Task description
Each line of the data must be copied exactly.

** Opening Extracted entries block **

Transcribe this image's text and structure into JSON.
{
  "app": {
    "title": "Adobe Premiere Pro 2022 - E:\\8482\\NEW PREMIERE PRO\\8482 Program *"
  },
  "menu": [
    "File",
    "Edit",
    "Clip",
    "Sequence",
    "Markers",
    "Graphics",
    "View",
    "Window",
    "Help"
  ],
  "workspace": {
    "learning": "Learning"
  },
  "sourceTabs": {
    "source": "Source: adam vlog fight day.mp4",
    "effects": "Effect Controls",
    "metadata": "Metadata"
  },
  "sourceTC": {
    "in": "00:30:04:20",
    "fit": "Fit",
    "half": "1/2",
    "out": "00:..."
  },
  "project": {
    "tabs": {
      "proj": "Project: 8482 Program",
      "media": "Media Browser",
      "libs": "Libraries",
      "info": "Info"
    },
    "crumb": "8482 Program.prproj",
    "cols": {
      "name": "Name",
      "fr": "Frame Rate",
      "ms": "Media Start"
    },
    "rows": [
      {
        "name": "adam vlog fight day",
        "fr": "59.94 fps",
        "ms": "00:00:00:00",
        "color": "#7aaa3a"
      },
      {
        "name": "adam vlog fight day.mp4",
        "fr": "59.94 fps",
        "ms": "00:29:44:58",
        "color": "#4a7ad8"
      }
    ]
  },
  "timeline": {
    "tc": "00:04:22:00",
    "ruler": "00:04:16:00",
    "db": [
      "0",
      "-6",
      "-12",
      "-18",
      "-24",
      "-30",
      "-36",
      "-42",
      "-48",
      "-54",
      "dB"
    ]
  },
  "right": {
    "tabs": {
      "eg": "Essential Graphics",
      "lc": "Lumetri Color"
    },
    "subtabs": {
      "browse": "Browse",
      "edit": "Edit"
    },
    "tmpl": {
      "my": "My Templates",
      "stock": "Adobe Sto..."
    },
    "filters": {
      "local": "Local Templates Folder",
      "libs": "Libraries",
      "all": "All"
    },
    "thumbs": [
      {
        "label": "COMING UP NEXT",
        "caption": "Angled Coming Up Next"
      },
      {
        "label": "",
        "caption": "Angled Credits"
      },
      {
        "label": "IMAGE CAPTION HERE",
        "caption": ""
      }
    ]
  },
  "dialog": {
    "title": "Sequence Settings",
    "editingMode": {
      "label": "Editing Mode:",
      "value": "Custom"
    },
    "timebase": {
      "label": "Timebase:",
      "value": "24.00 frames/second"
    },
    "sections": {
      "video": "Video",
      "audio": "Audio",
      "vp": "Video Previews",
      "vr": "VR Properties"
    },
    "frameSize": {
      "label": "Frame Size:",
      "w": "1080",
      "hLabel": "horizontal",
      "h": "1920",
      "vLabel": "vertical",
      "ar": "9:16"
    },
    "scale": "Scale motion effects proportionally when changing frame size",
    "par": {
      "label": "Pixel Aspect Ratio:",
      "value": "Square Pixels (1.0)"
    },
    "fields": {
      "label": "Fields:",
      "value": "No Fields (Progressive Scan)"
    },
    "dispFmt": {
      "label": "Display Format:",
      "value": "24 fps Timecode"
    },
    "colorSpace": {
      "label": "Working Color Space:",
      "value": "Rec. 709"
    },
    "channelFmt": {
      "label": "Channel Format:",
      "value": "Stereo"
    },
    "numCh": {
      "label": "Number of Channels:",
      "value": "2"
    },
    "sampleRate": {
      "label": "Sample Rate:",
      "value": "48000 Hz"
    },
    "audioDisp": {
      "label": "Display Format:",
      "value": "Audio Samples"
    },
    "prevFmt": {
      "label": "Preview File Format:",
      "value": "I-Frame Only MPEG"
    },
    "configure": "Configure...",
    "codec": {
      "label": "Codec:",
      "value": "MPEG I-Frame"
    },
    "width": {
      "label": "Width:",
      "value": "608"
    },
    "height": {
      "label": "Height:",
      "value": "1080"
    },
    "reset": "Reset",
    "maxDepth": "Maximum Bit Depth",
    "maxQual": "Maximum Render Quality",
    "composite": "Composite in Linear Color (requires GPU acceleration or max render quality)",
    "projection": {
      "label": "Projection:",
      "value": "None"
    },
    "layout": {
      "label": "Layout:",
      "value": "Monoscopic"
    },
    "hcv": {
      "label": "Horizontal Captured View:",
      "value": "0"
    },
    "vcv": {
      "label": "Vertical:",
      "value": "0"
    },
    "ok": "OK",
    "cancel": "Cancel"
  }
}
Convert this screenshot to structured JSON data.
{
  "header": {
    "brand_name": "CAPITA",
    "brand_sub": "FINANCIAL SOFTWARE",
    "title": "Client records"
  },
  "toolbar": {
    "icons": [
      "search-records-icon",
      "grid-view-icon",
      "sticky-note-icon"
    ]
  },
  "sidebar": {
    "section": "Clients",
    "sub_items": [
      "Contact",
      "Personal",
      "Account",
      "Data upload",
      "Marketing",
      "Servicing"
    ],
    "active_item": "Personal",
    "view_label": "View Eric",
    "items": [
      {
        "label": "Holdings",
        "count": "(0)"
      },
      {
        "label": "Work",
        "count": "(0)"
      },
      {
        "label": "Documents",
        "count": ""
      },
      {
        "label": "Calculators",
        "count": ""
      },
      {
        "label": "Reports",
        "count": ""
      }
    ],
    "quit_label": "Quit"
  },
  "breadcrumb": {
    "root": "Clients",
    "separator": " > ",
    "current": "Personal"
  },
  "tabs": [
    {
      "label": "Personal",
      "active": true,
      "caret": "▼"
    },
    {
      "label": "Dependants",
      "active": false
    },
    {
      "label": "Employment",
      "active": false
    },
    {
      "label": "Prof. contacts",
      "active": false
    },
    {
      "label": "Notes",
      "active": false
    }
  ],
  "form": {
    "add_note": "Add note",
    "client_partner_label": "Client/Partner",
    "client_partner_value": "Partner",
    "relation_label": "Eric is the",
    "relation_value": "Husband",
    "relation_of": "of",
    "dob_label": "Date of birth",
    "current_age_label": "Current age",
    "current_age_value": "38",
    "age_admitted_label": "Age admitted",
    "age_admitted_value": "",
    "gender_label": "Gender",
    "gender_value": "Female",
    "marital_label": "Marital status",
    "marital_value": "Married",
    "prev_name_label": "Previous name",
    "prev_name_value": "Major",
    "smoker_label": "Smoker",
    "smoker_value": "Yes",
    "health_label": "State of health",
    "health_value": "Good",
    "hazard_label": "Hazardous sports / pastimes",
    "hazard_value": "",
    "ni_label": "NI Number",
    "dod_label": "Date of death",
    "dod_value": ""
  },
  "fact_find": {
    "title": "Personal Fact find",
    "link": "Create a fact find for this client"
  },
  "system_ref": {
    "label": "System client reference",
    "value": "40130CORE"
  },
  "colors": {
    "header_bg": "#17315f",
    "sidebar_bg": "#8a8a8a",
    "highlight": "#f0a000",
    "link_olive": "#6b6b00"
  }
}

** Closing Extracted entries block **

Worked solution
Transcribe this image's text and structure into JSON.
{
  "app": {
    "title": "Adobe Premiere Pro 2022 - E:\\8482\\NEW PREMIERE PRO\\8482 Program *"
  },
  "menu": [
    "File",
    "Edit",
    "Clip",
    "Sequence",
    "Markers",
    "Graphics",
    "View",
    "Window",
    "Help"
  ],
  "workspace": {
    "learning": "Learning"
  },
  "sourceTabs": {
    "source": "Source: adam vlog fight day.mp4",
    "effects": "Effect Controls",
    "metadata": "Metadata"
  },
  "sourceTC": {
    "in": "00:30:04:20",
    "fit": "Fit",
    "half": "1/2",
    "out": "00:..."
  },
  "project": {
    "tabs": {
      "proj": "Project: 8482 Program",
      "media": "Media Browser",
      "libs": "Libraries",
      "info": "Info"
    },
    "crumb": "8482 Program.prproj",
    "cols": {
      "name": "Name",
      "fr": "Frame Rate",
      "ms": "Media Start"
    },
    "rows": [
      {
        "name": "adam vlog fight day",
        "fr": "59.94 fps",
        "ms": "00:00:00:00",
        "color": "#7aaa3a"
      },
      {
        "name": "adam vlog fight day.mp4",
        "fr": "59.94 fps",
        "ms": "00:29:44:58",
        "color": "#4a7ad8"
      }
    ]
  },
  "timeline": {
    "tc": "00:04:22:00",
    "ruler": "00:04:16:00",
    "db": [
      "0",
      "-6",
      "-12",
      "-18",
      "-24",
      "-30",
      "-36",
      "-42",
      "-48",
      "-54",
      "dB"
    ]
  },
  "right": {
    "tabs": {
      "eg": "Essential Graphics",
      "lc": "Lumetri Color"
    },
    "subtabs": {
      "browse": "Browse",
      "edit": "Edit"
    },
    "tmpl": {
      "my": "My Templates",
      "stock": "Adobe Sto..."
    },
    "filters": {
      "local": "Local Templates Folder",
      "libs": "Libraries",
      "all": "All"
    },
    "thumbs": [
      {
        "label": "COMING UP NEXT",
        "caption": "Angled Coming Up Next"
      },
      {
        "label": "",
        "caption": "Angled Credits"
      },
      {
        "label": "IMAGE CAPTION HERE",
        "caption": ""
      }
    ]
  },
  "dialog": {
    "title": "Sequence Settings",
    "editingMode": {
      "label": "Editing Mode:",
      "value": "Custom"
    },
    "timebase": {
      "label": "Timebase:",
      "value": "24.00 frames/second"
    },
    "sections": {
      "video": "Video",
      "audio": "Audio",
      "vp": "Video Previews",
      "vr": "VR Properties"
    },
    "frameSize": {
      "label": "Frame Size:",
      "w": "1080",
      "hLabel": "horizontal",
      "h": "1920",
      "vLabel": "vertical",
      "ar": "9:16"
    },
    "scale": "Scale motion effects proportionally when changing frame size",
    "par": {
      "label": "Pixel Aspect Ratio:",
      "value": "Square Pixels (1.0)"
    },
    "fields": {
      "label": "Fields:",
      "value": "No Fields (Progressive Scan)"
    },
    "dispFmt": {
      "label": "Display Format:",
      "value": "24 fps Timecode"
    },
    "colorSpace": {
      "label": "Working Color Space:",
      "value": "Rec. 709"
    },
    "channelFmt": {
      "label": "Channel Format:",
      "value": "Stereo"
    },
    "numCh": {
      "label": "Number of Channels:",
      "value": "2"
    },
    "sampleRate": {
      "label": "Sample Rate:",
      "value": "48000 Hz"
    },
    "audioDisp": {
      "label": "Display Format:",
      "value": "Audio Samples"
    },
    "prevFmt": {
      "label": "Preview File Format:",
      "value": "I-Frame Only MPEG"
    },
    "configure": "Configure...",
    "codec": {
      "label": "Codec:",
      "value": "MPEG I-Frame"
    },
    "width": {
      "label": "Width:",
      "value": "608"
    },
    "height": {
      "label": "Height:",
      "value": "1080"
    },
    "reset": "Reset",
    "maxDepth": "Maximum Bit Depth",
    "maxQual": "Maximum Render Quality",
    "composite": "Composite in Linear Color (requires GPU acceleration or max render quality)",
    "projection": {
      "label": "Projection:",
      "value": "None"
    },
    "layout": {
      "label": "Layout:",
      "value": "Monoscopic"
    },
    "hcv": {
      "label": "Horizontal Captured View:",
      "value": "0"
    },
    "vcv": {
      "label": "Vertical:",
      "value": "0"
    },
    "ok": "OK",
    "cancel": "Cancel"
  }
}
Convert this screenshot to structured JSON data.
{
  "header": {
    "brand_name": "CAPITA",
    "brand_sub": "FINANCIAL SOFTWARE",
    "title": "Client records"
  },
  "toolbar": {
    "icons": [
      "search-records-icon",
      "grid-view-icon",
      "sticky-note-icon"
    ]
  },
  "sidebar": {
    "section": "Clients",
    "sub_items": [
      "Contact",
      "Personal",
      "Account",
      "Data upload",
      "Marketing",
      "Servicing"
    ],
    "active_item": "Personal",
    "view_label": "View Eric",
    "items": [
      {
        "label": "Holdings",
        "count": "(0)"
      },
      {
        "label": "Work",
        "count": "(0)"
      },
      {
        "label": "Documents",
        "count": ""
      },
      {
        "label": "Calculators",
        "count": ""
      },
      {
        "label": "Reports",
        "count": ""
      }
    ],
    "quit_label": "Quit"
  },
  "breadcrumb": {
    "root": "Clients",
    "separator": " > ",
    "current": "Personal"
  },
  "tabs": [
    {
      "label": "Personal",
      "active": true,
      "caret": "▼"
    },
    {
      "label": "Dependants",
      "active": false
    },
    {
      "label": "Employment",
      "active": false
    },
    {
      "label": "Prof. contacts",
      "active": false
    },
    {
      "label": "Notes",
      "active": false
    }
  ],
  "form": {
    "add_note": "Add note",
    "client_partner_label": "Client/Partner",
    "client_partner_value": "Partner",
    "relation_label": "Eric is the",
    "relation_value": "Husband",
    "relation_of": "of",
    "dob_label": "Date of birth",
    "current_age_label": "Current age",
    "current_age_value": "38",
    "age_admitted_label": "Age admitted",
    "age_admitted_value": "",
    "gender_label": "Gender",
    "gender_value": "Female",
    "marital_label": "Marital status",
    "marital_value": "Married",
    "prev_name_label": "Previous name",
    "prev_name_value": "Major",
    "smoker_label": "Smoker",
    "smoker_value": "Yes",
    "health_label": "State of health",
    "health_value": "Good",
    "hazard_label": "Hazardous sports / pastimes",
    "hazard_value": "",
    "ni_label": "NI Number",
    "dod_label": "Date of death",
    "dod_value": ""
  },
  "fact_find": {
    "title": "Personal Fact find",
    "link": "Create a fact find for this client"
  },
  "system_ref": {
    "label": "System client reference",
    "value": "40130CORE"
  },
  "colors": {
    "header_bg": "#17315f",
    "sidebar_bg": "#8a8a8a",
    "highlight": "#f0a000",
    "link_olive": "#6b6b00"
  }
}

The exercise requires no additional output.